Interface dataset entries
* * *
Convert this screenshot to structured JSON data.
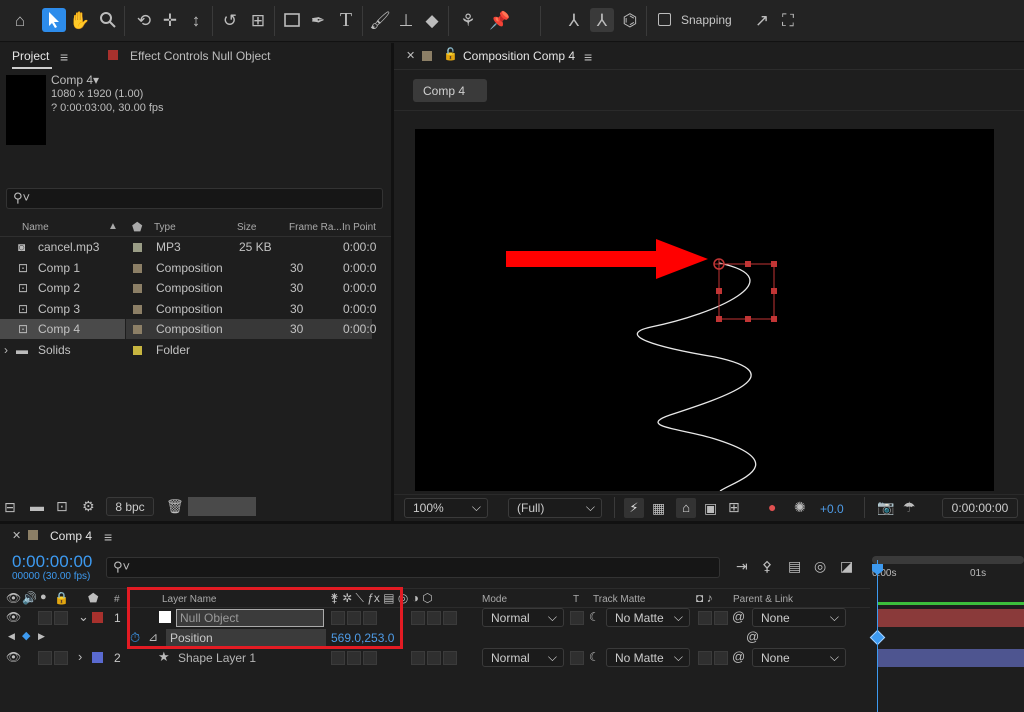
{
  "toolbar": {
    "snapping_label": "Snapping",
    "icons": [
      "home-icon",
      "selection-tool-icon",
      "hand-tool-icon",
      "zoom-tool-icon",
      "orbit-camera-icon",
      "pan-camera-icon",
      "dolly-camera-icon",
      "rotation-tool-icon",
      "pan-behind-icon",
      "rectangle-tool-icon",
      "pen-tool-icon",
      "type-tool-icon",
      "brush-tool-icon",
      "clone-stamp-icon",
      "eraser-tool-icon",
      "roto-brush-icon",
      "puppet-pin-icon"
    ]
  },
  "project_panel": {
    "tab_project": "Project",
    "tab_effect_controls": "Effect Controls Null Object",
    "comp_name": "Comp 4",
    "comp_size": "1080 x 1920 (1.00)",
    "comp_duration": "? 0:00:03:00, 30.00 fps",
    "search_placeholder": "",
    "columns": {
      "name": "Name",
      "type": "Type",
      "size": "Size",
      "frame_rate": "Frame Ra...",
      "in_point": "In Point"
    },
    "items": [
      {
        "name": "cancel.mp3",
        "type": "MP3",
        "size": "25 KB",
        "frame_rate": "",
        "in_point": "0:00:0",
        "color": "#9a9d86",
        "icon": "audio-file-icon"
      },
      {
        "name": "Comp 1",
        "type": "Composition",
        "size": "",
        "frame_rate": "30",
        "in_point": "0:00:0",
        "color": "#8c7f66",
        "icon": "composition-icon"
      },
      {
        "name": "Comp 2",
        "type": "Composition",
        "size": "",
        "frame_rate": "30",
        "in_point": "0:00:0",
        "color": "#8c7f66",
        "icon": "composition-icon"
      },
      {
        "name": "Comp 3",
        "type": "Composition",
        "size": "",
        "frame_rate": "30",
        "in_point": "0:00:0",
        "color": "#8c7f66",
        "icon": "composition-icon"
      },
      {
        "name": "Comp 4",
        "type": "Composition",
        "size": "",
        "frame_rate": "30",
        "in_point": "0:00:0",
        "color": "#8c7f66",
        "icon": "composition-icon",
        "selected": true
      },
      {
        "name": "Solids",
        "type": "Folder",
        "size": "",
        "frame_rate": "",
        "in_point": "",
        "color": "#c7b540",
        "icon": "folder-icon"
      }
    ],
    "bpc_label": "8 bpc"
  },
  "comp_panel": {
    "tab_title": "Composition Comp 4",
    "breadcrumb": "Comp 4",
    "zoom": "100%",
    "resolution": "(Full)",
    "exposure": "+0.0",
    "timecode": "0:00:00:00"
  },
  "timeline": {
    "tab_title": "Comp 4",
    "current_time": "0:00:00:00",
    "frame_info": "00000 (30.00 fps)",
    "search_placeholder": "",
    "columns": {
      "layer_name": "Layer Name",
      "mode": "Mode",
      "t": "T",
      "track_matte": "Track Matte",
      "parent": "Parent & Link"
    },
    "ruler": {
      "start": "0:00s",
      "mark": "01s"
    },
    "layers": [
      {
        "index": "1",
        "name": "Null Object",
        "mode": "Normal",
        "matte": "No Matte",
        "parent": "None",
        "label_color": "#a8312d",
        "bar_color": "#8a3a3a"
      },
      {
        "index": "2",
        "name": "Shape Layer 1",
        "mode": "Normal",
        "matte": "No Matte",
        "parent": "None",
        "label_color": "#5a6ad0",
        "bar_color": "#4e5590"
      }
    ],
    "position_property": {
      "name": "Position",
      "value": "569.0,253.0"
    }
  },
  "colors": {
    "accent": "#2d8ceb",
    "highlight_box": "#e31b23",
    "arrow": "#ff0000"
  }
}
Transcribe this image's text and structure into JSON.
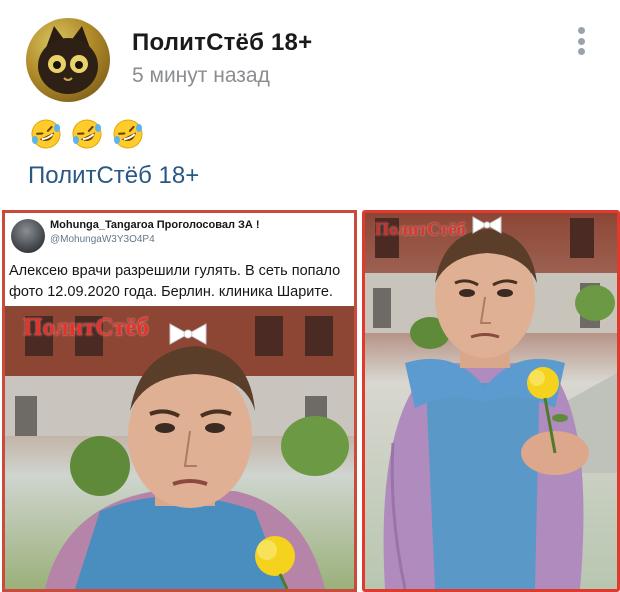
{
  "post": {
    "author": "ПолитСтёб 18+",
    "time": "5 минут назад",
    "emojis": [
      "rofl-emoji",
      "rofl-emoji",
      "rofl-emoji"
    ],
    "hashtag_link": "ПолитСтёб 18+"
  },
  "tweet": {
    "name": "Mohunga_Tangaroa Проголосовал ЗА !",
    "handle": "@MohungaW3Y3O4P4",
    "text": "Алексею врачи разрешили гулять. В сеть попало фото 12.09.2020 года. Берлин. клиника Шарите."
  },
  "watermark": "ПолитСтёб",
  "colors": {
    "link": "#2a5885",
    "muted": "#8a8d91",
    "frame_left": "#c94b3b",
    "frame_right": "#e03a2f",
    "watermark": "#e8312b"
  }
}
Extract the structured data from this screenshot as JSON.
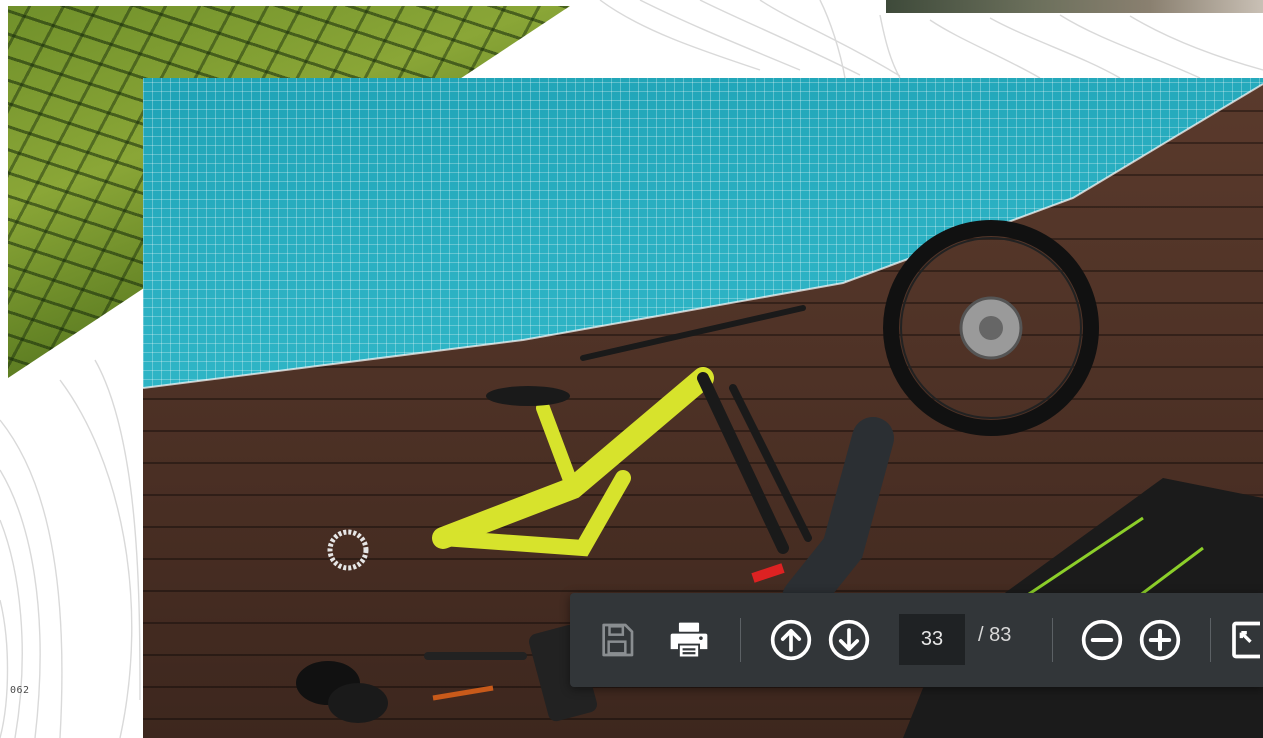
{
  "document": {
    "page_number_label": "062"
  },
  "toolbar": {
    "current_page": "33",
    "total_pages": "/ 83",
    "icons": {
      "save": "save-icon",
      "print": "print-icon",
      "previous_page": "arrow-up-circle-icon",
      "next_page": "arrow-down-circle-icon",
      "zoom_out": "minus-circle-icon",
      "zoom_in": "plus-circle-icon",
      "fit": "fit-page-icon"
    },
    "colors": {
      "background": "#323639",
      "icon": "#ffffff",
      "icon_disabled": "#8a8e91"
    }
  }
}
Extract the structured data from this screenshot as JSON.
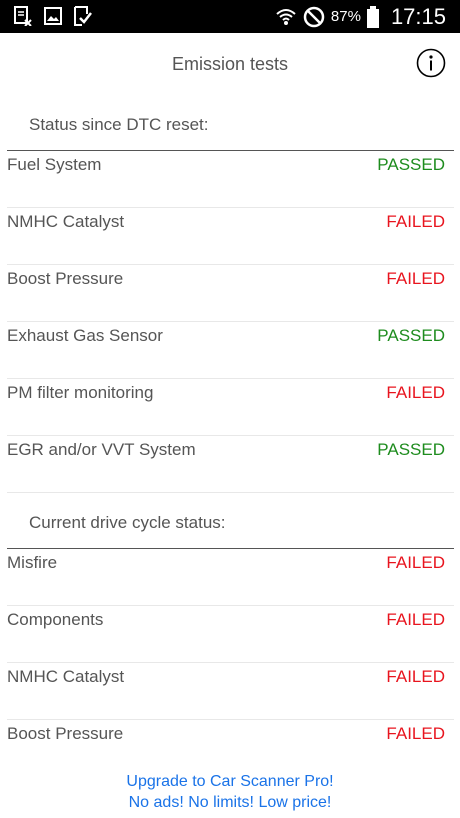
{
  "status_bar": {
    "battery_percent": "87%",
    "time": "17:15",
    "icons": [
      "edit-doc-icon",
      "image-icon",
      "check-doc-icon",
      "wifi-icon",
      "do-not-disturb-icon",
      "battery-icon"
    ]
  },
  "header": {
    "title": "Emission tests",
    "info_icon": "info-icon"
  },
  "sections": [
    {
      "title": "Status since DTC reset:",
      "rows": [
        {
          "name": "Fuel System",
          "status": "PASSED"
        },
        {
          "name": "NMHC Catalyst",
          "status": "FAILED"
        },
        {
          "name": "Boost Pressure",
          "status": "FAILED"
        },
        {
          "name": "Exhaust Gas Sensor",
          "status": "PASSED"
        },
        {
          "name": "PM filter monitoring",
          "status": "FAILED"
        },
        {
          "name": "EGR and/or VVT System",
          "status": "PASSED"
        }
      ]
    },
    {
      "title": "Current drive cycle status:",
      "rows": [
        {
          "name": "Misfire",
          "status": "FAILED"
        },
        {
          "name": "Components",
          "status": "FAILED"
        },
        {
          "name": "NMHC Catalyst",
          "status": "FAILED"
        },
        {
          "name": "Boost Pressure",
          "status": "FAILED"
        }
      ]
    }
  ],
  "promo": {
    "line1": "Upgrade to Car Scanner Pro!",
    "line2": "No ads! No limits! Low price!"
  },
  "colors": {
    "passed": "#1e8c1e",
    "failed": "#e8141e",
    "link": "#1a73e8",
    "text": "#555555"
  }
}
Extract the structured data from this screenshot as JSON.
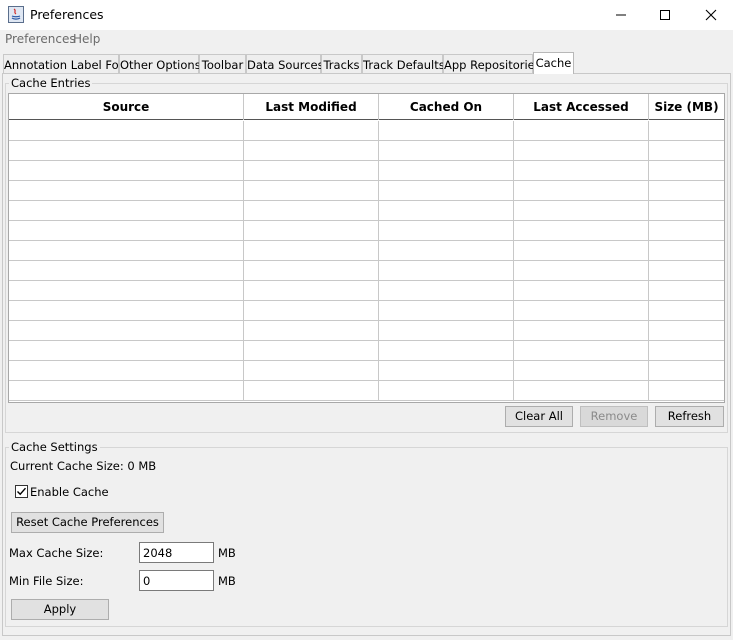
{
  "window": {
    "title": "Preferences"
  },
  "menu": [
    "Preferences",
    "Help"
  ],
  "tabs": [
    "Annotation Label Font",
    "Other Options",
    "Toolbar",
    "Data Sources",
    "Tracks",
    "Track Defaults",
    "App Repositories",
    "Cache"
  ],
  "active_tab": "Cache",
  "cache_entries": {
    "title": "Cache Entries",
    "columns": [
      "Source",
      "Last Modified",
      "Cached On",
      "Last Accessed",
      "Size (MB)"
    ],
    "rows": [],
    "buttons": {
      "clear_all": "Clear All",
      "remove": "Remove",
      "refresh": "Refresh"
    }
  },
  "cache_settings": {
    "title": "Cache Settings",
    "current_size": "Current Cache Size: 0 MB",
    "enable_label": "Enable Cache",
    "enable_checked": true,
    "reset_label": "Reset Cache Preferences",
    "max_label": "Max Cache Size:",
    "max_value": "2048",
    "max_unit": "MB",
    "min_label": "Min File Size:",
    "min_value": "0",
    "min_unit": "MB",
    "apply_label": "Apply"
  }
}
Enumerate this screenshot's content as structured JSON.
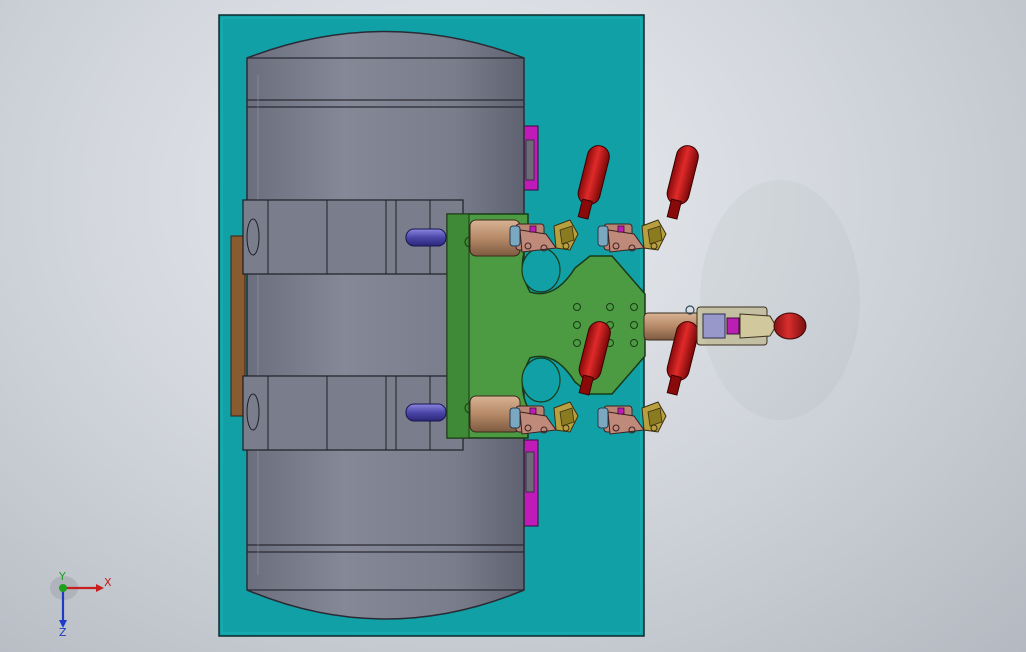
{
  "viewport": {
    "background_top": "#e9ecf0",
    "background_bottom": "#b4b9c1"
  },
  "model": {
    "base_plate_color": "#10a0a6",
    "tank_color": "#777a88",
    "fixture_plate_color": "#4c9a42",
    "handle_color": "#d01818",
    "clamp_color": "#c08a7a",
    "spacer_color": "#c01ab8",
    "pin_color": "#5a55b8",
    "shaft_color": "#b68a68",
    "bracket_color": "#8a5a30"
  },
  "triad": {
    "x_label": "X",
    "y_label": "Y",
    "z_label": "Z",
    "x_color": "#c81e1e",
    "y_color": "#1ea01e",
    "z_color": "#1e3ac8"
  }
}
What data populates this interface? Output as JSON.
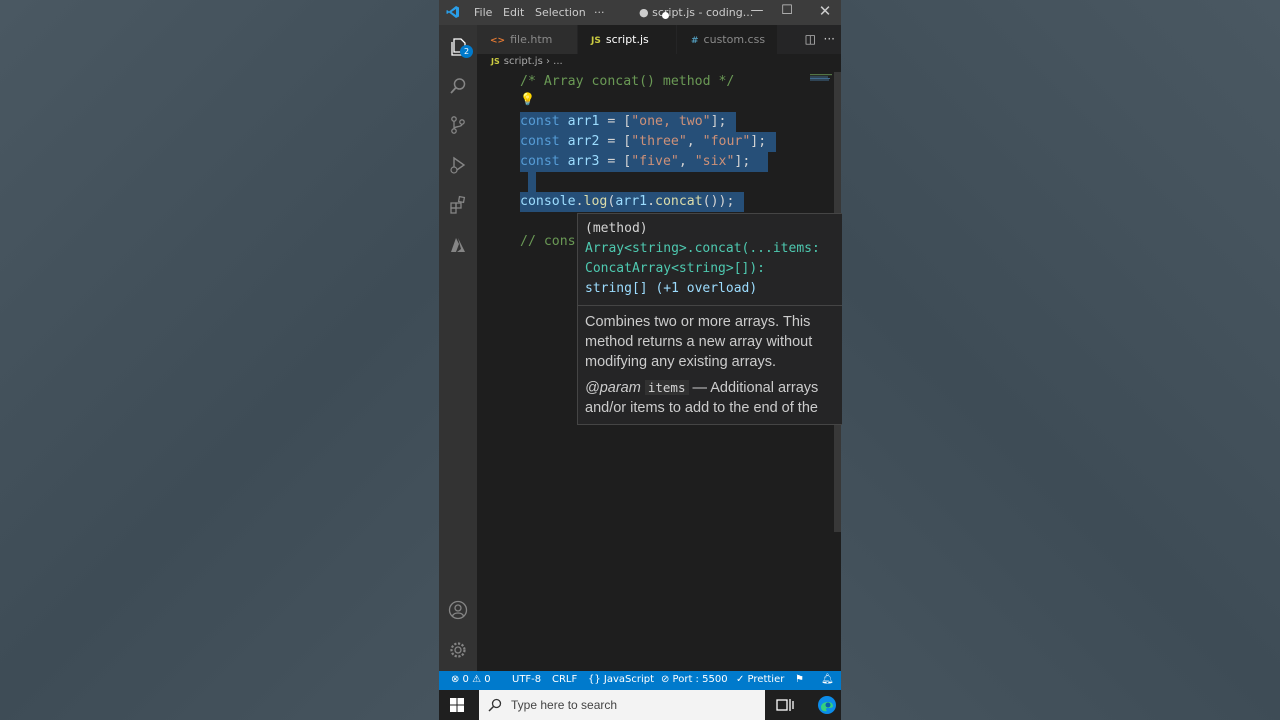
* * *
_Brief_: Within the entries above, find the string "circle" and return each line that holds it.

_Answer section_:
      "previous_page": "arrow-up-circle-icon",
      "next_page": "arrow-down-circle-icon",
      "zoom_out": "minus-circle-icon",
      "zoom_in": "plus-circle-icon",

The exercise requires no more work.